Input data section start

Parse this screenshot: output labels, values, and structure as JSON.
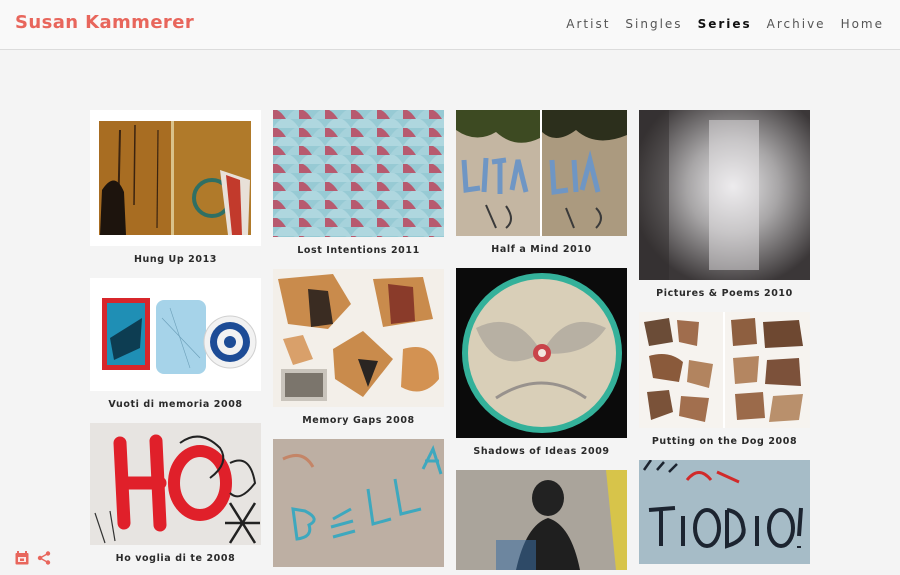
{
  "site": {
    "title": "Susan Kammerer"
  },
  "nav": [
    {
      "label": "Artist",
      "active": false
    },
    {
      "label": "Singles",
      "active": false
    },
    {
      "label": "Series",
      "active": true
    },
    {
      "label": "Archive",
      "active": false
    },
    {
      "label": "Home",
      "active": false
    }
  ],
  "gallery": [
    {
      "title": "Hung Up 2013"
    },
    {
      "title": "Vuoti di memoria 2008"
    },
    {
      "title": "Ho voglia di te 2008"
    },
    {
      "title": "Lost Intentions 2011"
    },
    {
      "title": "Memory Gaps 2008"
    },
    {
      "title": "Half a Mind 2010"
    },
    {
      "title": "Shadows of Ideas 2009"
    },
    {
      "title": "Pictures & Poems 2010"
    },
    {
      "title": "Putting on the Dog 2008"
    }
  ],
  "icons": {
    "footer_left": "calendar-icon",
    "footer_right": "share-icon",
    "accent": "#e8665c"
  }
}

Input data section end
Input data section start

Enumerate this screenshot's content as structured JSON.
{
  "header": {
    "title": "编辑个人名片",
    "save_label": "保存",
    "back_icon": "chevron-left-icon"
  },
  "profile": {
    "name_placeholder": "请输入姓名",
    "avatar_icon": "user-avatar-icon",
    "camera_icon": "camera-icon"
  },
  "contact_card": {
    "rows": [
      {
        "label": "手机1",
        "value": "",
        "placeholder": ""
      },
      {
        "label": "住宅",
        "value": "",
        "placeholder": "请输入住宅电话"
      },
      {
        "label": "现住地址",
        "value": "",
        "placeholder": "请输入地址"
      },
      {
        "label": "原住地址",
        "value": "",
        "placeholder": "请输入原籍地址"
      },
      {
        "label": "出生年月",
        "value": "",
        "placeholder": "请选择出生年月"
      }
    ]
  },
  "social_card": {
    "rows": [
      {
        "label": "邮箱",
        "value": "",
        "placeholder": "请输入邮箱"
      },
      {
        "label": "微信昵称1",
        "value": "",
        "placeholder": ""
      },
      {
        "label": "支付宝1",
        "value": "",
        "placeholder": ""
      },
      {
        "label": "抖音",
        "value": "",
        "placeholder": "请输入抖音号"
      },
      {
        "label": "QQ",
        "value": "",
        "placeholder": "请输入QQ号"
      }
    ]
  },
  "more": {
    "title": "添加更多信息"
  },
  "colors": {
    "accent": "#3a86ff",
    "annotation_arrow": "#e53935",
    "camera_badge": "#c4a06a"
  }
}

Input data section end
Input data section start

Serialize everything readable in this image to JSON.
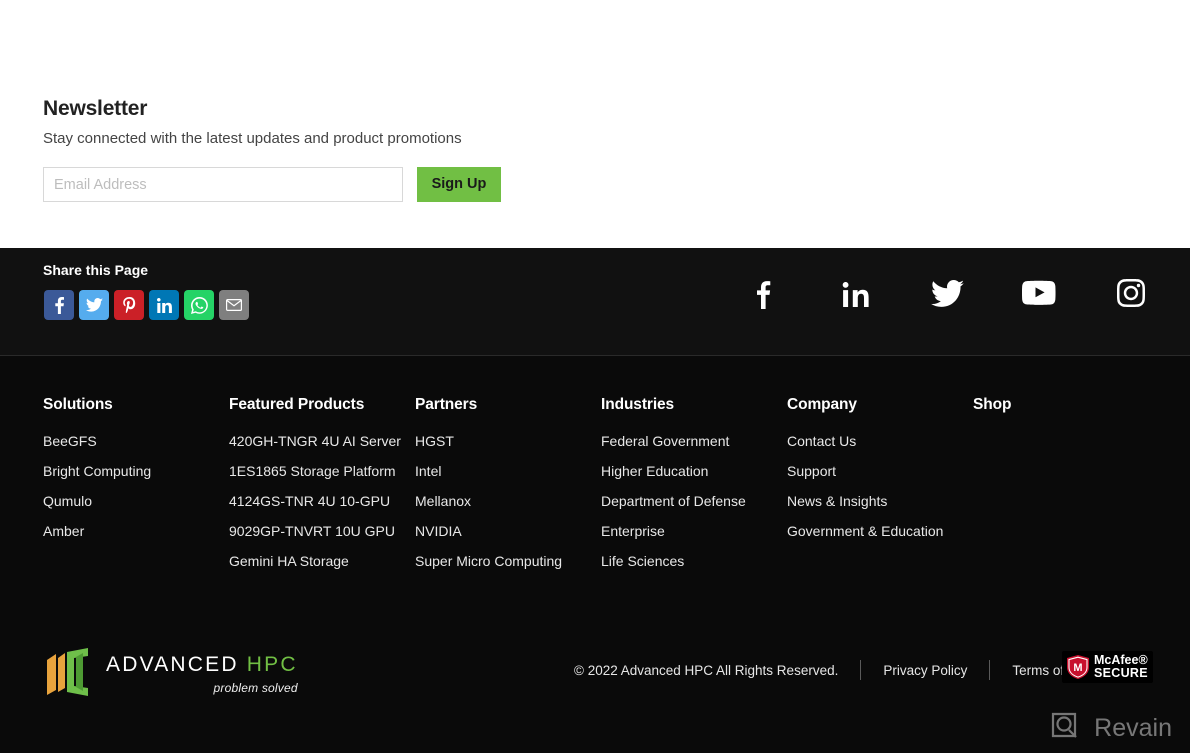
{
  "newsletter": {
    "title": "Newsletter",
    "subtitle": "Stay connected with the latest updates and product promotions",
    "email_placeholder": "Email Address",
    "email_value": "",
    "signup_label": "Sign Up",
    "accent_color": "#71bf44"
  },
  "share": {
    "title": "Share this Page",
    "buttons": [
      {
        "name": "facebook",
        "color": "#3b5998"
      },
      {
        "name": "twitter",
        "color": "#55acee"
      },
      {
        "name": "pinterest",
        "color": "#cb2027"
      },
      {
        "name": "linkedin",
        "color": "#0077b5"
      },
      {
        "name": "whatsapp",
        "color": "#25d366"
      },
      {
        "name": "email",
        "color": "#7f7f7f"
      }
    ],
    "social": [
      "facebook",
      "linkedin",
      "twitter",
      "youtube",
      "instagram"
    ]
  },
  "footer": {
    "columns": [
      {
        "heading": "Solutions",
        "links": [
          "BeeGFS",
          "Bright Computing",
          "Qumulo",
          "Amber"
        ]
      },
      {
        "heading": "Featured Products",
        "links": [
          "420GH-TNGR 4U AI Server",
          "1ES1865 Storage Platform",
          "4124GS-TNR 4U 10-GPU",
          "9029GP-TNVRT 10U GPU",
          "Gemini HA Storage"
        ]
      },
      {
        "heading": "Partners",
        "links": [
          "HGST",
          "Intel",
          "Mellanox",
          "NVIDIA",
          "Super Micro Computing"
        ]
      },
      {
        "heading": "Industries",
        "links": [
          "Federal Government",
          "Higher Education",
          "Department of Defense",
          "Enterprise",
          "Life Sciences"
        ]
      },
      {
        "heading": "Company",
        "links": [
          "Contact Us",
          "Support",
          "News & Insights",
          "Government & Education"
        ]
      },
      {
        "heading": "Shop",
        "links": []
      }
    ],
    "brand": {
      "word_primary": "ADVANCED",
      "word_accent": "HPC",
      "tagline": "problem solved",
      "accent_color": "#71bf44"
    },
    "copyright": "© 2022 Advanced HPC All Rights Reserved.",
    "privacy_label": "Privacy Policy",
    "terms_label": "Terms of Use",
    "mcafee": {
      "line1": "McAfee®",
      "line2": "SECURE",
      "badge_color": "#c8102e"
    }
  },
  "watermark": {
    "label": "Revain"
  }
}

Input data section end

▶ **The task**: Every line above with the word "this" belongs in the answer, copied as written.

▶ **Solved problem**:
Parse this screenshot: output labels, values, and structure as JSON.
Enumerate this screenshot's content as structured JSON.
Serialize everything readable in this image to JSON.
    "title": "Share this Page",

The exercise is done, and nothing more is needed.